- Parents say
- Kids say
What's the story?
T.I.'S ROAD TO REDEMPTION follows Clifford Joseph Harris, Jr. -- a.k.a. Grammy-winning rapper T.I. -- as he attempts to change the lives of seven troubled teens before facing formal sentencing for weapons charges in March 2009. After he was arrested for arms possession, the hip-hop artist agreed to complete 1000 hours of community service in exchange for a reduction in his potential 30-year prison sentence. So now the singer (who is currently out on bond and monitored at all times) offers tough love as he shows wayward kids some of the very real negative -- and often fatal -- consequences of dealing drugs, joining gangs, and ignoring the law. Meanwhile, T.I. offers his personal insights about his own life and the mistakes he's made as he counts down the days to his own incarceration.
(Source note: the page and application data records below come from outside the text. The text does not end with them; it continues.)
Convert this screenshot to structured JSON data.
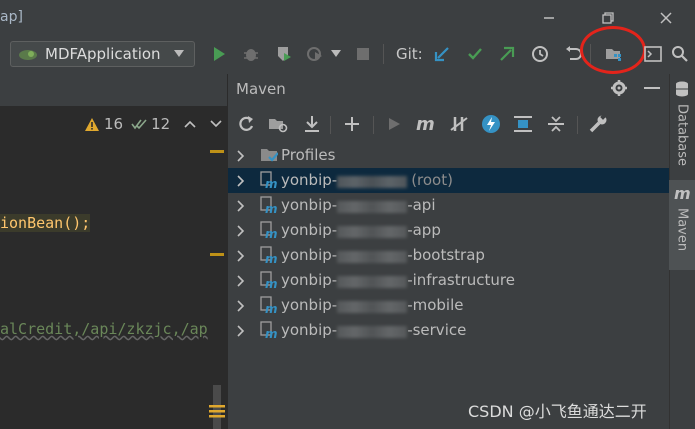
{
  "window": {
    "title_fragment": "ap]"
  },
  "toolbar": {
    "run_config": "MDFApplication",
    "git_label": "Git:"
  },
  "editor": {
    "warnings_count": "16",
    "weak_warnings_count": "12",
    "code_line_1": "ionBean();",
    "code_line_2": "alCredit,/api/zkzjc,/ap"
  },
  "maven": {
    "title": "Maven",
    "tree": [
      {
        "label": "Profiles"
      },
      {
        "prefix": "yonbip-",
        "suffix": "(root)",
        "selected": true
      },
      {
        "prefix": "yonbip-",
        "suffix": "-api"
      },
      {
        "prefix": "yonbip-",
        "suffix": "-app"
      },
      {
        "prefix": "yonbip-",
        "suffix": "-bootstrap"
      },
      {
        "prefix": "yonbip-",
        "suffix": "-infrastructure"
      },
      {
        "prefix": "yonbip-",
        "suffix": "-mobile"
      },
      {
        "prefix": "yonbip-",
        "suffix": "-service"
      }
    ]
  },
  "side_tabs": {
    "database": "Database",
    "maven": "Maven"
  },
  "watermark": "CSDN @小飞鱼通达二开",
  "colors": {
    "highlight_circle": "#e3241b",
    "selection": "#0d293e",
    "run_green": "#499c54",
    "git_blue": "#3592c4"
  }
}
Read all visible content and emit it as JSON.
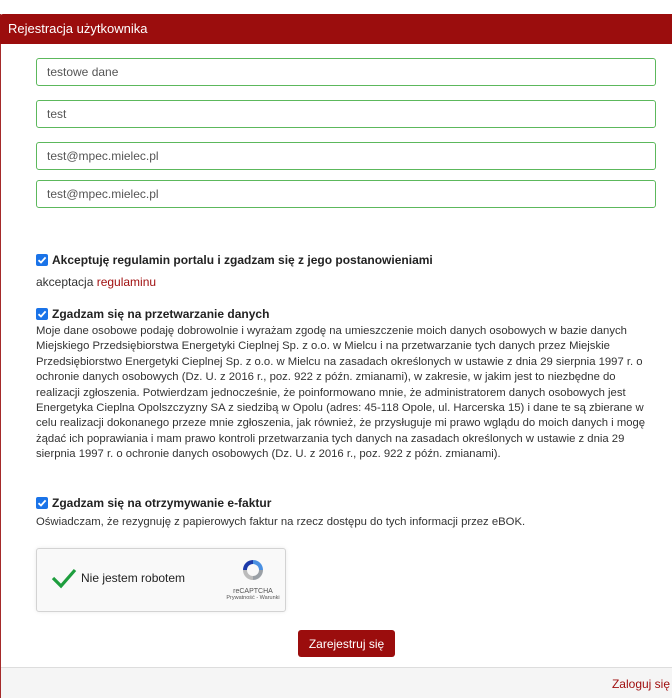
{
  "panel": {
    "title": "Rejestracja użytkownika"
  },
  "fields": [
    {
      "value": "testowe dane"
    },
    {
      "value": "test"
    },
    {
      "value": "test@mpec.mielec.pl"
    },
    {
      "value": "test@mpec.mielec.pl"
    }
  ],
  "terms": {
    "label": "Akceptuję regulamin portalu i zgadzam się z jego postanowieniami",
    "note_prefix": "akceptacja ",
    "note_link": "regulaminu",
    "checked": true
  },
  "data_processing": {
    "label": "Zgadzam się na przetwarzanie danych",
    "text": "Moje dane osobowe podaję dobrowolnie i wyrażam zgodę na umieszczenie moich danych osobowych w bazie danych Miejskiego Przedsiębiorstwa Energetyki Cieplnej Sp. z o.o. w Mielcu i na przetwarzanie tych danych przez Miejskie Przedsiębiorstwo Energetyki Cieplnej Sp. z o.o. w Mielcu na zasadach określonych w ustawie z dnia 29 sierpnia 1997 r. o ochronie danych osobowych (Dz. U. z 2016 r., poz. 922 z późn. zmianami), w zakresie, w jakim jest to niezbędne do realizacji zgłoszenia. Potwierdzam jednocześnie, że poinformowano mnie, że administratorem danych osobowych jest Energetyka Cieplna Opolszczyzny SA z siedzibą w Opolu (adres: 45-118 Opole, ul. Harcerska 15) i dane te są zbierane w celu realizacji dokonanego przeze mnie zgłoszenia, jak również, że przysługuje mi prawo wglądu do moich danych i mogę żądać ich poprawiania i mam prawo kontroli przetwarzania tych danych na zasadach określonych w ustawie z dnia 29 sierpnia 1997 r. o ochronie danych osobowych (Dz. U. z 2016 r., poz. 922 z późn. zmianami).",
    "checked": true
  },
  "einvoice": {
    "label": "Zgadzam się na otrzymywanie e-faktur",
    "text": "Oświadczam, że rezygnuję z papierowych faktur na rzecz dostępu do tych informacji przez eBOK.",
    "checked": true
  },
  "captcha": {
    "label": "Nie jestem robotem",
    "brand": "reCAPTCHA",
    "links": "Prywatność - Warunki",
    "check_icon": "check-icon",
    "logo_icon": "recaptcha-logo-icon"
  },
  "submit_label": "Zarejestruj się",
  "footer": {
    "login_link": "Zaloguj się"
  },
  "colors": {
    "brand": "#9b0d0d",
    "field_border": "#5cb85c",
    "checkbox": "#1a73e8"
  }
}
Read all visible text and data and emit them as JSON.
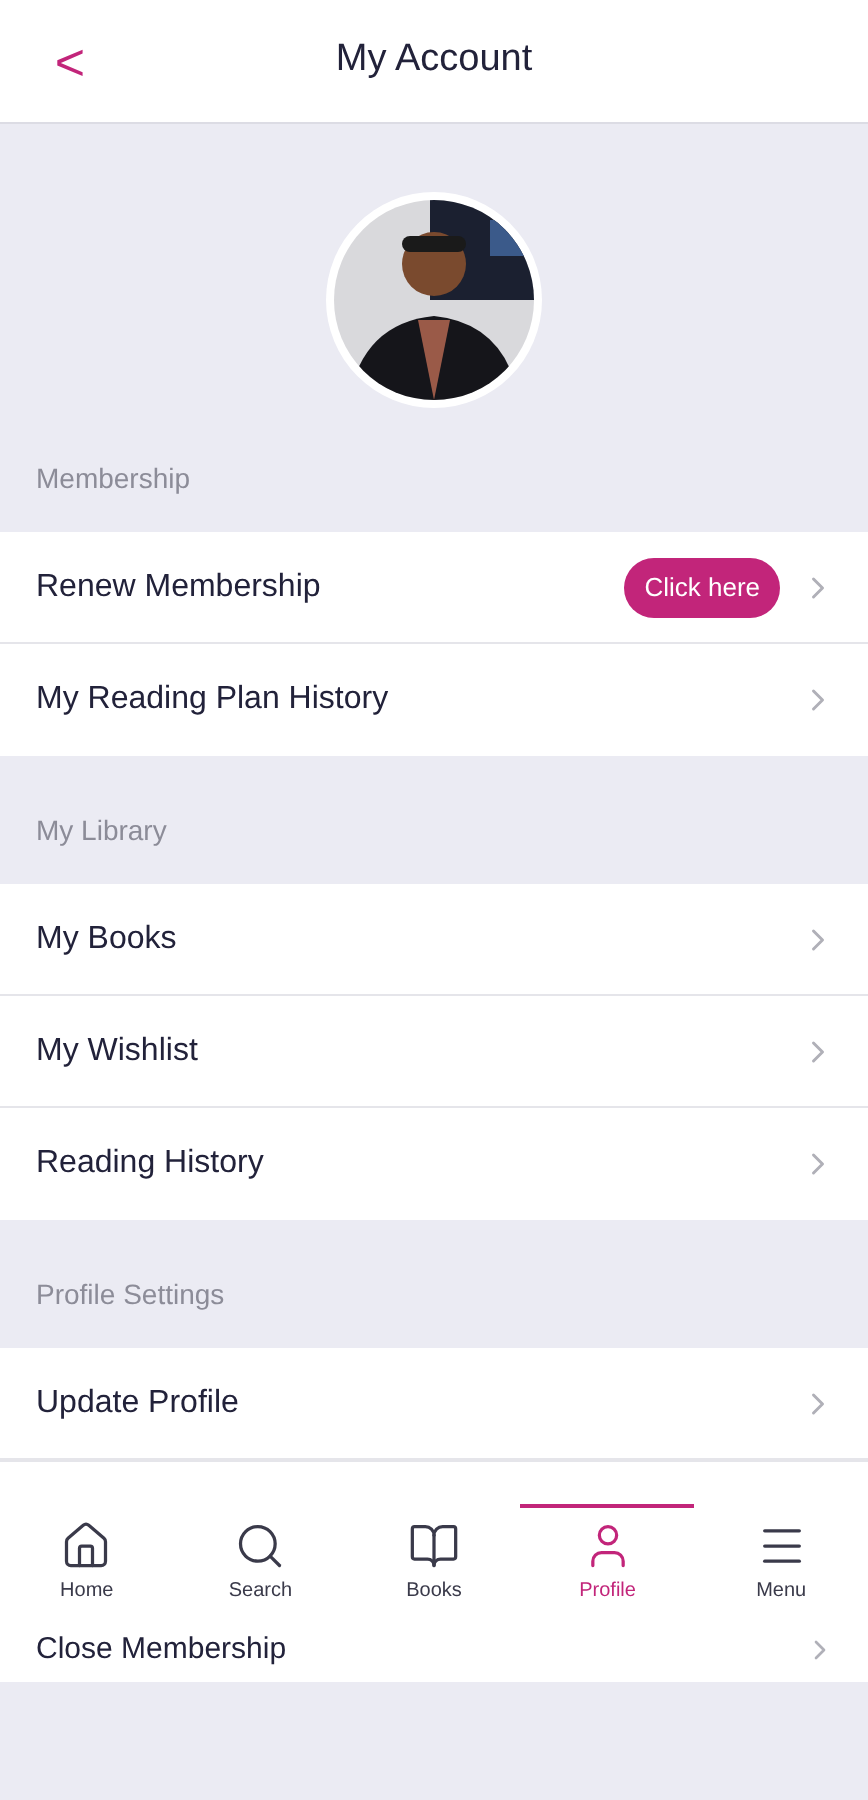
{
  "header": {
    "back": "<",
    "title": "My Account"
  },
  "sections": [
    {
      "title": "Membership",
      "rows": [
        {
          "label": "Renew Membership",
          "action": "Click here"
        },
        {
          "label": "My Reading Plan History"
        }
      ]
    },
    {
      "title": "My Library",
      "rows": [
        {
          "label": "My Books"
        },
        {
          "label": "My Wishlist"
        },
        {
          "label": "Reading History"
        }
      ]
    },
    {
      "title": "Profile Settings",
      "rows": [
        {
          "label": "Update Profile"
        }
      ]
    }
  ],
  "nav": [
    {
      "label": "Home",
      "selected": false
    },
    {
      "label": "Search",
      "selected": false
    },
    {
      "label": "Books",
      "selected": false
    },
    {
      "label": "Profile",
      "selected": true
    },
    {
      "label": "Menu",
      "selected": false
    }
  ],
  "after_nav_row": {
    "label": "Close Membership"
  }
}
Is it any good?
The show is an interesting combination of self-revelation and mentorship as T.I. attempts to scare teens straight to help them avoid problems like the one's he's currently facing. But the series also kind of feels like a publicity stunt intended to score points with both viewers and the legal system. As a result, you can't help but wonder whether he's motivated more by the idea of helping kids or the hope of being spared a long jail sentence.
Regardless of T.I.'s true intentions, the series does offer some very positive messages about staying out of trouble, the value of getting an education, and the importance of family. It also shows how past mistakes can have a long-term impact. Granted, the show's detailed discussions about weapons, drive-by shootings, and other criminal activity are too strong for tweens and even some young teens. But for older teens who need a reality check, this show definitely offers some lessons worth learning.
Talk to your kids about ...
Families can talk about why T.I. chose to do a reality show about his community service. What do you think his intentions are? Is it just a publicity stunt, or does he genuinely want to make a difference in the teens' lives? Families can also discuss the consequences of getting involved in things like drugs and gang activity. How can the media be used to teach kids about making more positive choices? Do you think that this show is a good example of how this can be done?